▼

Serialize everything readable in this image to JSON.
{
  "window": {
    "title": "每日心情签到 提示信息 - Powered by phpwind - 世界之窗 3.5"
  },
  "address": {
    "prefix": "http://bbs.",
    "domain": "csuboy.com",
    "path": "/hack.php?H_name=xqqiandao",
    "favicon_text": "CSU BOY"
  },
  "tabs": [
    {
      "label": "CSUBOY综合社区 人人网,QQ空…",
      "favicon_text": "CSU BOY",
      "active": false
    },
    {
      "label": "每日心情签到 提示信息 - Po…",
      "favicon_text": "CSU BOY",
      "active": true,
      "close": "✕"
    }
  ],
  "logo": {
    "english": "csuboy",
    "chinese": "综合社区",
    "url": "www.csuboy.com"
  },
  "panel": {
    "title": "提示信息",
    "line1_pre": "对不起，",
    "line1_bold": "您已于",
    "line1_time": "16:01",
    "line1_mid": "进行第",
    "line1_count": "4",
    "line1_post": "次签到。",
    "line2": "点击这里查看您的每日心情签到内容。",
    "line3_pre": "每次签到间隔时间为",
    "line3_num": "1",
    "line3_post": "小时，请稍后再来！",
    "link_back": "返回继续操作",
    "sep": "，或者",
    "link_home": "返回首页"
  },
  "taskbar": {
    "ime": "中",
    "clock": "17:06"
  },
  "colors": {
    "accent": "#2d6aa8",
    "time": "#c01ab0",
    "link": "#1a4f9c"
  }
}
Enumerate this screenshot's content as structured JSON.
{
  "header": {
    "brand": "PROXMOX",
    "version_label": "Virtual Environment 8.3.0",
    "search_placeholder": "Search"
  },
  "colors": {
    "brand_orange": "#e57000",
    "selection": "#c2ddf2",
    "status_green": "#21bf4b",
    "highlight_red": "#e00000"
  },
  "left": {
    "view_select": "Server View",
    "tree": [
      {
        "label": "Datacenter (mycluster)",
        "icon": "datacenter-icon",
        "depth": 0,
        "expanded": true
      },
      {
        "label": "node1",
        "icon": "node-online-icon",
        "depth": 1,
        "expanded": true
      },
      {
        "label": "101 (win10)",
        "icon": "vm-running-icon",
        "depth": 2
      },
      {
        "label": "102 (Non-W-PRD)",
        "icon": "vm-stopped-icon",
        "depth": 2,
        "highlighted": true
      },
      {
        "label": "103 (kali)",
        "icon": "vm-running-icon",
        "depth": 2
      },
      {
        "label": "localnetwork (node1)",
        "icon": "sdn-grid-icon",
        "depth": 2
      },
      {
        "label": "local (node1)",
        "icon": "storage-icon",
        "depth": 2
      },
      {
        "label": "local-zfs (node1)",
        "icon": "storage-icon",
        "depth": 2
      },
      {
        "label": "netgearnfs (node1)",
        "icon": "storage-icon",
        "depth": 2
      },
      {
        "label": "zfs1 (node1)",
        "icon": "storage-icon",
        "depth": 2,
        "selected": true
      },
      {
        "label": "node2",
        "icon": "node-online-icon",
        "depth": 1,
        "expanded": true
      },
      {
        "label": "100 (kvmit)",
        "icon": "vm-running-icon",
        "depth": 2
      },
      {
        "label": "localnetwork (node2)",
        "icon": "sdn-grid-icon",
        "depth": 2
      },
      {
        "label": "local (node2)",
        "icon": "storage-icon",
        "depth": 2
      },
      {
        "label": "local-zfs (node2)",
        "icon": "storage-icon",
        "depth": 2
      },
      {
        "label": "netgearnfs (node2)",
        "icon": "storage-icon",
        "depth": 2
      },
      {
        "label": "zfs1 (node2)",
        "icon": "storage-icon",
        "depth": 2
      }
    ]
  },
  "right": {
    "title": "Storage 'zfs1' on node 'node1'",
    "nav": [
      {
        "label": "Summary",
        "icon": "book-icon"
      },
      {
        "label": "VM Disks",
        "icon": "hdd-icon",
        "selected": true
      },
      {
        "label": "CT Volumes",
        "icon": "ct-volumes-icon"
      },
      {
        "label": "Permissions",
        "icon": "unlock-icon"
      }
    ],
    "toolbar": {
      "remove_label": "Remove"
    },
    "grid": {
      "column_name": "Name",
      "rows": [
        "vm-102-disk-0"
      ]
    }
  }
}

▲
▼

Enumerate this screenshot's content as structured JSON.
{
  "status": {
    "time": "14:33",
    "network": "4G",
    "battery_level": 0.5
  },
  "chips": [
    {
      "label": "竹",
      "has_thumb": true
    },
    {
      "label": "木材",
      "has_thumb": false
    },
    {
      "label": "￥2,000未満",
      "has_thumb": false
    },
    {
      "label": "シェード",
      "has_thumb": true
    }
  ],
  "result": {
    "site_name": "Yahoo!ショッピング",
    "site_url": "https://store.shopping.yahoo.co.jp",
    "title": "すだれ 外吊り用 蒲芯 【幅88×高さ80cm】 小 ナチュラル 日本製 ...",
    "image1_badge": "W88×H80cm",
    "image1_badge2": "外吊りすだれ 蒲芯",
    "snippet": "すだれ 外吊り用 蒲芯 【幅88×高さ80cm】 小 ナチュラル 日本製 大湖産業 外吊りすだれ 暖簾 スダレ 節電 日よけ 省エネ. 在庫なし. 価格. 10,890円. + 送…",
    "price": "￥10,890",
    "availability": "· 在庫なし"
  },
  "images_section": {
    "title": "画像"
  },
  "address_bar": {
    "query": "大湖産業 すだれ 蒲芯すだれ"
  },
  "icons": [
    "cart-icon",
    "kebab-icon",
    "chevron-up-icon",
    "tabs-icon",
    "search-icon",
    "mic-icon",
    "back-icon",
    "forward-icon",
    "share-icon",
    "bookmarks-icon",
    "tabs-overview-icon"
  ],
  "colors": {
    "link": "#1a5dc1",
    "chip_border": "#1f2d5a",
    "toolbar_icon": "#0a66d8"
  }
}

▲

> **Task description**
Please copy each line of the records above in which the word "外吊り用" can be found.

> **The completed task**
    "title": "すだれ 外吊り用 蒲芯 【幅88×高さ80cm】 小 ナチュラル 日本製 ...",
    "snippet": "すだれ 外吊り用 蒲芯 【幅88×高さ80cm】 小 ナチュラル 日本製 大湖産業 外吊りすだれ 暖簾 スダレ 節電 日よけ 省エネ. 在庫なし. 価格. 10,890円. + 送…",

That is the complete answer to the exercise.